Friday the 12th of May (so glad it was not Friday the 13th, else a lot of computer engineers would have been spooked) was when the internet was hit by WannaCry Ransomware. With around 200,000 infected systems spread across 150 countries we are already looking at the biggest ransomware attack ever. If you think the attack is over, then you are mistaken. It was just slowed down by MalwareTech, and two more versions of WannaCry Ransomware have popped up since.
Two new WannaCry Ransomware variants already found
The first variant was stopped by registering another url, it had the same kill switch mechanism as the original.
— Darien Huss (@darienhuss) May 14, 2017
The second variant, is the most dangerous of all three variants discovered so far; because unlike the other two variants it does not have a kill switch. As of now this variant is partially working because of a mistake in the code. However, it won’t be long enough before the attackers behind this attack figure that out and fix their mistake. See the below tweet from Tarah who is Senior Director at Symantec.

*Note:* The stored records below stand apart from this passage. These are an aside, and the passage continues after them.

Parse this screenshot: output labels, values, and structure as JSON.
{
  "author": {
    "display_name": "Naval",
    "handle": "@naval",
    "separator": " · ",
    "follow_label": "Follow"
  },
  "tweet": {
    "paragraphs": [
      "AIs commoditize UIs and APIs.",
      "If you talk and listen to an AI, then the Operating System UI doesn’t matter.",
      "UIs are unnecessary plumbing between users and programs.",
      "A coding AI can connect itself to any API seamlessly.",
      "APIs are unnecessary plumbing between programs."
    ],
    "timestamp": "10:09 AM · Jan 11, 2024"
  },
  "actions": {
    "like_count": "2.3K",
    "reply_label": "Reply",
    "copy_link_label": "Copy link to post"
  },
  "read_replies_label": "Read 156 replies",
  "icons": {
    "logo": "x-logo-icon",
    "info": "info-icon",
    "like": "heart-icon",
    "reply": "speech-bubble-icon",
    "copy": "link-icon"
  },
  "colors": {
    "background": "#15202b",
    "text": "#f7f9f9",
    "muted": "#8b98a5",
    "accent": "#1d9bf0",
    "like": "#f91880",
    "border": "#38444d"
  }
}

— Tarah M. Wheeler (@tarah) May 14, 2017
— Matthieu Suiche (@msuiche) May 14, 2017
A third variant just popped up with kill switch url as ayylmaotjhsstasdfasdfasdfasdfasdfasdfasdf.com. Notice the lmao in the url name, looks like the hackers are now having fun.
How to Avoid WannaCry Ransomware
Please make sure to the below post as it has the latest links, and we keep updating it as we gather more information.
Microsoft Blasts CIA, NSA & Others
Microsoft President Brad Smith has since posted on Microsoft’s official blog, where he blasted CIA, NSA and other security agencies for harding and sitting on exploits instead of disclosing them so that they can be fixed. These exploits when in the wrong hands can cause enough damage, and WannaCry Ransomware is a proof of the same.
Finally, this attack provides yet another example of why the stockpiling of vulnerabilities by governments is such a problem. This is an emerging pattern in 2017. We have seen vulnerabilities stored by the CIA show up on WikiLeaks, and now this vulnerability stolen from the NSA has affected customers around the world. Repeatedly, exploits in the hands of governments have leaked into the public domain and caused widespread damage. An equivalent scenario with conventional weapons would be the U.S. military having some of its Tomahawk missiles stolen. And this most recent attack represents a completely unintended but disconcerting link between the two most serious forms of cybersecurity threats in the world today – nation-state action and organized criminal action.
You can read the complete blog post here.